The theme of training continued into another question, which asked: Does your company prefer to train current employees to meet new industry challenges, or hire new people with the required skills? To this, 67 per cent of respondents said their company prefers to train current members of staff, while the employers of 33 per cent tend to hire new staff with the required skills.
We also asked: Are there staff training programmes at your place of work to cover the new information security challenges? In response, just over half (56 per cent) said yes.
Careers and challenges
On the main challenges for an industry faced with such a shortage of skilled people, the answers included: getting things right; lack of educational opportunities; budget restraints and cost pressures; and competition from firms in other countries.
One respondent said “there is more work than people to do it”, while others claimed that information security is not seen to offer a progressive career ladder. Echoing other surveys on skills shortages, one participant said the biggest challenge was “promoting realistic career paths within the field and helping [professionals] to realise the longevity of such career paths in an environment of evolving technology”.
Interestingly, one respondent said the greatest challenge was “cross-training individuals into an information security role, but too many IT professionals are not information-security aware”. The participant singled out software designers and builders, claiming they “aren't aware of the software risks, which are very expensive to mitigate later on”. This was echoed in other comments, with one stating that “under-staffed businesses lack specialists who know how to protect their business”, and another suggesting that businesses need to “get more people from mainline IT into security”.
Finally, we asked if the right people are attracted to the industry; 58 per cent agreed that this was the case.
Finding a solution
The skills shortage is not going to be solved overnight, but it is clear that businesses are seeking that light at the end of the tunnel. According to our survey, perhaps the root of the problem lies with schools and universities, where not enough pupils and students view information security as a viable career option, while companies themselves are shirking their training responsibilities.
Furthermore, it seems that even those working in the industry often lack the right skills for the job. One respondent said damningly: “Even with skilled IT staff, the area of security is one that evades most – security is just another aspect of the role where the necessary skills are lacking. The shortage of skilled people will ultimately result in more wide-reaching issues for corporate IT.”
Another said: “It's the lack of experience in using those skills that causes a bigger issue. We've seen a flood of people grabbing the latest and greatest security certifications, but they don't have any experience of using those skills. This causes a situation where people without the experience expect elevated salaries that they're simply not worth.”

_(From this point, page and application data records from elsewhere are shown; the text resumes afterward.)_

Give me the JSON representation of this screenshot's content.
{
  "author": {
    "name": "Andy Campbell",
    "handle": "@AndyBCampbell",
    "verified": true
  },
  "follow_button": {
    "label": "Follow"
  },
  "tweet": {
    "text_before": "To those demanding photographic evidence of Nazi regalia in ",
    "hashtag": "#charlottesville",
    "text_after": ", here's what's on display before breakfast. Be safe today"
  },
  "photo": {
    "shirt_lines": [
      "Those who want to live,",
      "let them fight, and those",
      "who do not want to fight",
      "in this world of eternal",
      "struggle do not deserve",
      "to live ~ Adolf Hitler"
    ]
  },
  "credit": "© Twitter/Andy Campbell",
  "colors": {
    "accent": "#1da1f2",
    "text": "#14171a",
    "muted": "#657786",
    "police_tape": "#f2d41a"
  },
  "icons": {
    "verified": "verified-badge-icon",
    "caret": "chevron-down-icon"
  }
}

The road to solving all of these problems is long, and those travelling it will likely encounter many potholes.